Exercise objective: Each line of the listing that contains "date" should be found and copied.

Records supplied:
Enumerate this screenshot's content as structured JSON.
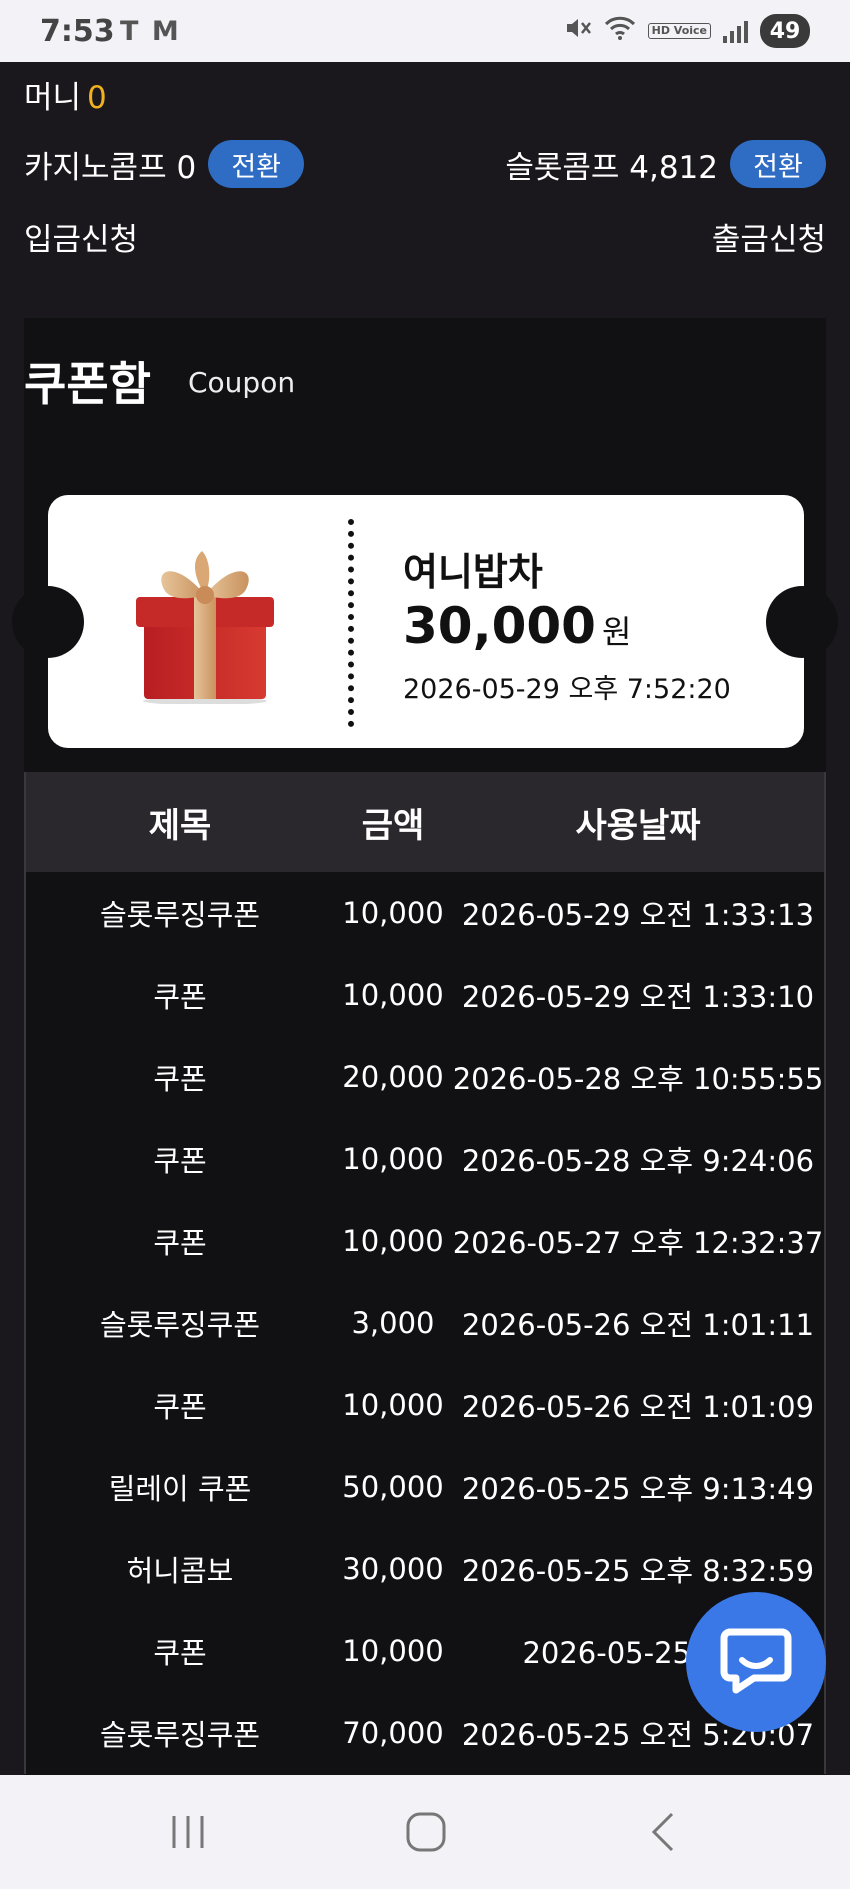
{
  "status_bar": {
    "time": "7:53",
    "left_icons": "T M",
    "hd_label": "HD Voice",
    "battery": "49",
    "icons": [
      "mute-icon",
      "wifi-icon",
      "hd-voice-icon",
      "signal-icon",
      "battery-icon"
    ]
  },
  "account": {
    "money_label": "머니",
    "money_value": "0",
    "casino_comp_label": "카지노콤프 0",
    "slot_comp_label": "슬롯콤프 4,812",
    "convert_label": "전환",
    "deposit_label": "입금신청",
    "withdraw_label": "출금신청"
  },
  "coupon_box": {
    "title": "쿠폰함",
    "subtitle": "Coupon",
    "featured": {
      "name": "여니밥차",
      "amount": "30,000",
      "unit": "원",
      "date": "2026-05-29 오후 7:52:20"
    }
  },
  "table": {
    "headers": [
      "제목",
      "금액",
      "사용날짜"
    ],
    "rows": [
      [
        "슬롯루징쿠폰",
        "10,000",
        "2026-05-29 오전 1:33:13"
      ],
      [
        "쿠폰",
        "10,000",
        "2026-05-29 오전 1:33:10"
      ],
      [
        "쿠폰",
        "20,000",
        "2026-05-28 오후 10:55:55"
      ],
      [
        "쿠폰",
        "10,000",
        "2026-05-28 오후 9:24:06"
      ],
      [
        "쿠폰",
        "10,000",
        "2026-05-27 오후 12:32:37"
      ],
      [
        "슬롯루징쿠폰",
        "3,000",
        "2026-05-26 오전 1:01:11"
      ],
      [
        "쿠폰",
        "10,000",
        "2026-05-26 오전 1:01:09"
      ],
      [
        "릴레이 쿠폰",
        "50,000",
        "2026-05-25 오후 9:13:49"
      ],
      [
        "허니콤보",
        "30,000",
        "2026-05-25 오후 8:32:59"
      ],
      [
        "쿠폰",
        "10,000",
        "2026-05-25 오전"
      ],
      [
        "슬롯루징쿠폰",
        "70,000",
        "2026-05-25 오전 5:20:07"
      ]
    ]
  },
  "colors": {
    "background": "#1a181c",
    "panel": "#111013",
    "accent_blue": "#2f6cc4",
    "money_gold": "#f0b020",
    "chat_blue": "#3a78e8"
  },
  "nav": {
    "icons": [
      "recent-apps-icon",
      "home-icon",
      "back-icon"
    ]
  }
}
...
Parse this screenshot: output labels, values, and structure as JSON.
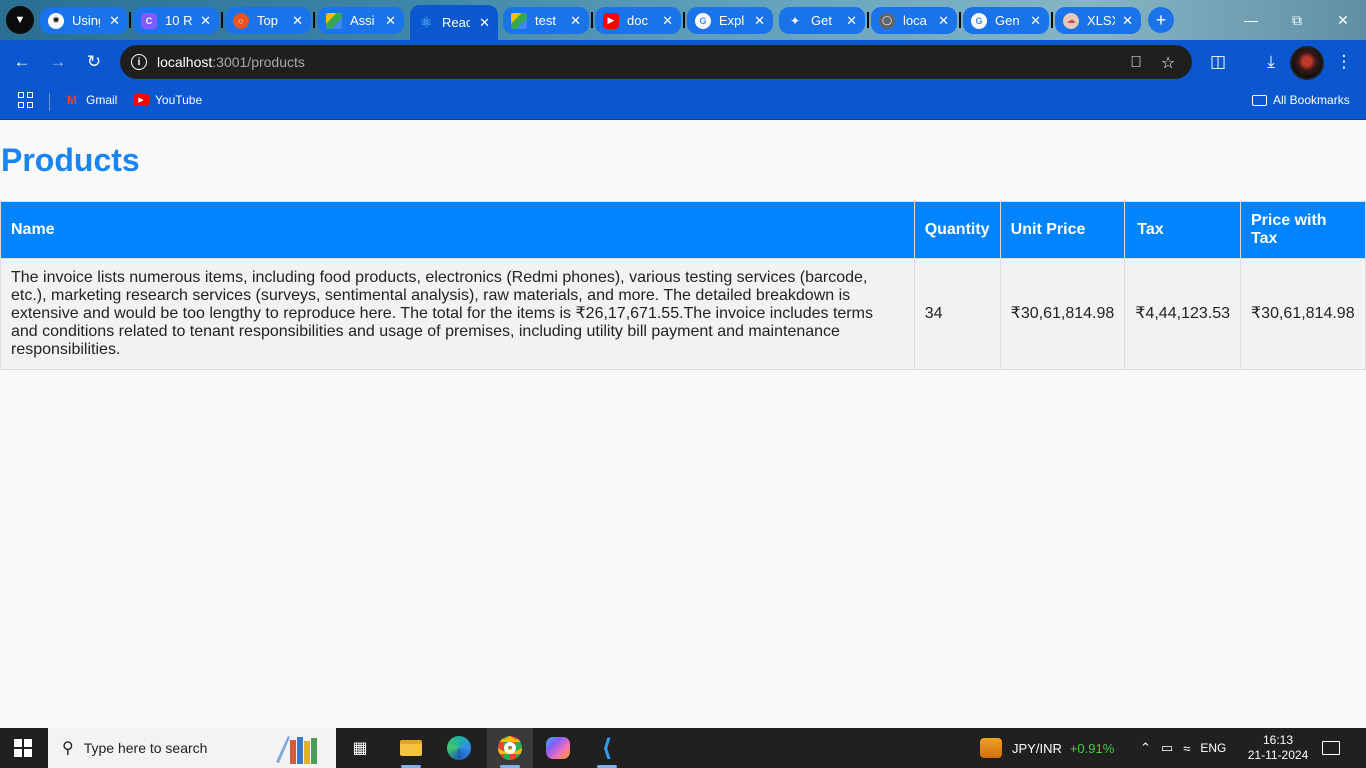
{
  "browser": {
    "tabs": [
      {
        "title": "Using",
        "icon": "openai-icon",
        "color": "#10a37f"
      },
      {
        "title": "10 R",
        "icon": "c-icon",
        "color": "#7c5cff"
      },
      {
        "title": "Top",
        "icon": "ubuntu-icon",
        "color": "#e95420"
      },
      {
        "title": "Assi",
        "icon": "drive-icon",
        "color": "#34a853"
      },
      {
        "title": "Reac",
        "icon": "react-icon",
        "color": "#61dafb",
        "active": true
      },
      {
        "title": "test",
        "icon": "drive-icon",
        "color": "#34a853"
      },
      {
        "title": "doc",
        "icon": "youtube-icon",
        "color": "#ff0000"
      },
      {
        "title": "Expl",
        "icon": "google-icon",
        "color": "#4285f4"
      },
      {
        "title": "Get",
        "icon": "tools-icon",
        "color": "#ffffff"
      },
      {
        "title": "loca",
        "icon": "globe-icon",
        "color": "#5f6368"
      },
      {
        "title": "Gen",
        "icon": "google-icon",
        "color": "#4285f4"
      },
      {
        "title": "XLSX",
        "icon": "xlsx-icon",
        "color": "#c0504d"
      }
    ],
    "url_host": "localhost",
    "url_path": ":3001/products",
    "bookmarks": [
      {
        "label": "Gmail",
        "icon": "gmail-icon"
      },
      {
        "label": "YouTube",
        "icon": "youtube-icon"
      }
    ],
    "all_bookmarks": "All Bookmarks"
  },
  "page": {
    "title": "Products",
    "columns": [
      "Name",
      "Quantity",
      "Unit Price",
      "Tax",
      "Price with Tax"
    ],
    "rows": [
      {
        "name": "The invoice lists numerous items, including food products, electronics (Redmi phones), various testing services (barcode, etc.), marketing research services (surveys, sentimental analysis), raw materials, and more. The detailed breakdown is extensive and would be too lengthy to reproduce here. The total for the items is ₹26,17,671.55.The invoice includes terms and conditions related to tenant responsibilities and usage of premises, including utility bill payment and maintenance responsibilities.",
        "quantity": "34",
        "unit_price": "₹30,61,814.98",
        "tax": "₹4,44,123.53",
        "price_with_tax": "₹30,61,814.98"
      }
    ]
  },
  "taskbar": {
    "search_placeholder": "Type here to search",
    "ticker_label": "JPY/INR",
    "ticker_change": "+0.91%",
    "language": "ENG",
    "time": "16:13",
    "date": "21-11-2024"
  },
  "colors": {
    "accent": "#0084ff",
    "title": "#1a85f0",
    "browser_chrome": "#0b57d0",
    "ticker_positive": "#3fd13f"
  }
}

Task answer:
      "date": "2026-05-29 오후 7:52:20"
    "date": "21-11-2024"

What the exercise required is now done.